And if you don't, you should rethink.
A bold statement but true - due to the multi-platform capability of MVC, it has replaced Webforms as the extension of choice, something that happened back in 2008/9. Not all companies made the switch immediately because the recession had made many reluctant to take risks. By 2012, the recovery well underway, businesses were more cash-rich and ready to roll the dice on upgrading their technologies.
Since then, we've noticed more requirements including MVC as a "must-have" and, over the last year, every single .Net requirement we have taken has also demanded MVC - it has gone from being a bonus to being a necessity.
Developers are aware that this is happening. Knowing that it is in high demand, .Net developers without MVC are switching jobs in order to gain experience and keep their skillset relevant. Contractors are accepting permanent roles on the proviso that they will be given the opportunity to gain MVC skills. Development workers without MVC fear that not having this skill will damage their job prospects and market value - and rightly so. Any developers who don't gain this skill soon may find themselves obsolete within this ever-evolving market.
Skills come and go but the rise of MVC has been rapid and absolute - very few other skills have become "industry norms" in the way MVC has. Not working with MVC will leave businesses falling behind their competition, so every forward-thinking company without MVC in place is looking for experienced developers to help bring them up to speed.
This demand is high for both contractors and employees. Generally, clients bring contractors in to update existing projects and permanent staff then maintain and build upon it. Either that or clients are simply scrapping what they have currently and starting from scratch with MVC built in from the word go.
The only real weakness that MVC has is that it is not great for SEO but, with V6 around the corner, this is something that will hopefully be addressed.

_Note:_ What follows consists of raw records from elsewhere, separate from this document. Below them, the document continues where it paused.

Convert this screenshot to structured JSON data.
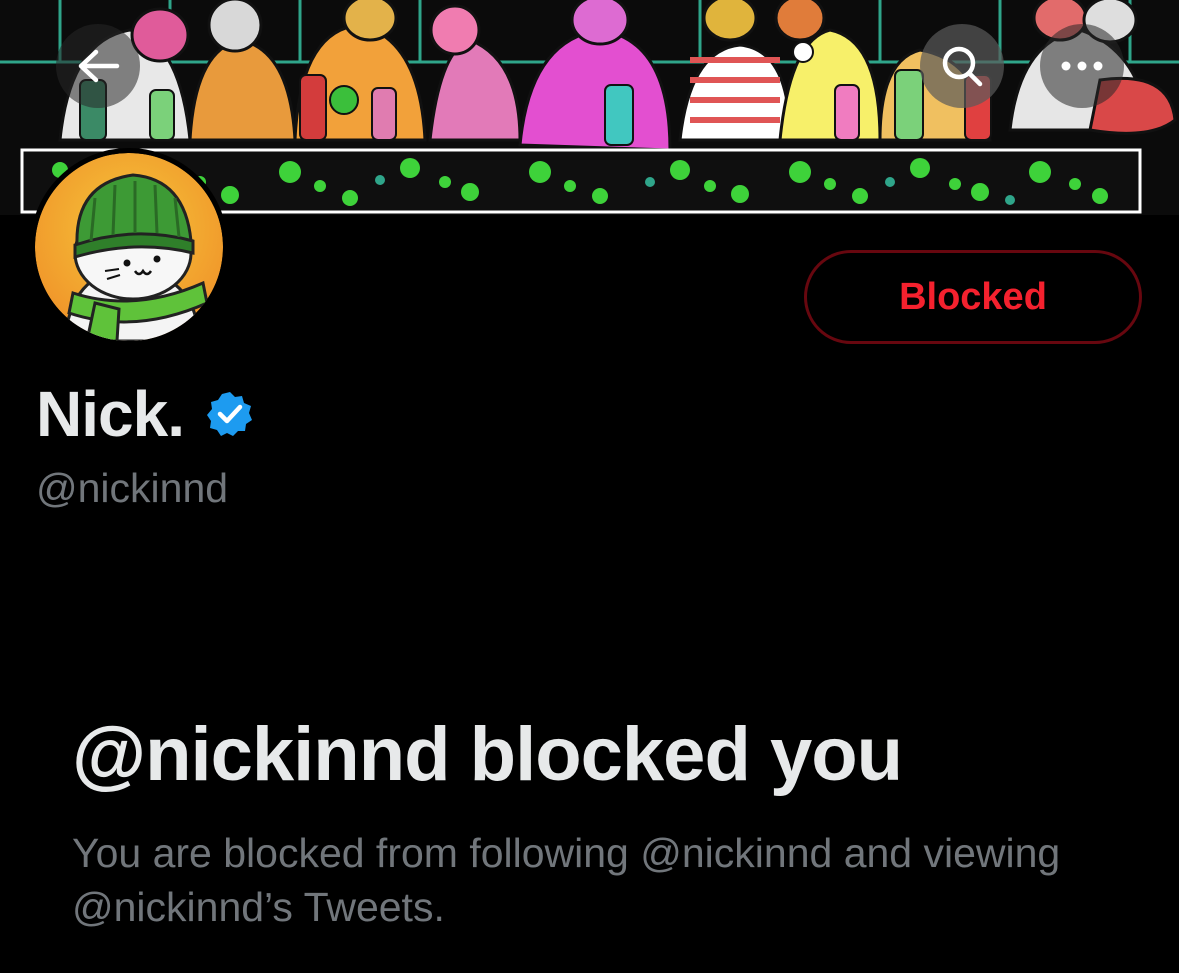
{
  "profile": {
    "display_name": "Nick.",
    "handle": "@nickinnd",
    "verified": true
  },
  "actions": {
    "blocked_label": "Blocked"
  },
  "blocked_notice": {
    "title": "@nickinnd blocked you",
    "description": "You are blocked from following @nickinnd and viewing @nickinnd’s Tweets."
  },
  "icons": {
    "back": "back-arrow-icon",
    "search": "search-icon",
    "more": "more-options-icon",
    "verified": "verified-badge-icon"
  },
  "colors": {
    "background": "#000000",
    "primary_text": "#e7e9ea",
    "secondary_text": "#71767b",
    "blocked_red": "#f4212e",
    "verified_blue": "#1d9bf0"
  }
}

As with any hot skill, high demand for the skill will plateau in the next few years (or sooner if a more effective product comes along) as enough people have experience of MVC to satisfy customer demand. But, by then, it will have become so commonplace that developers without MVC skills will compare unfavourably with their peers.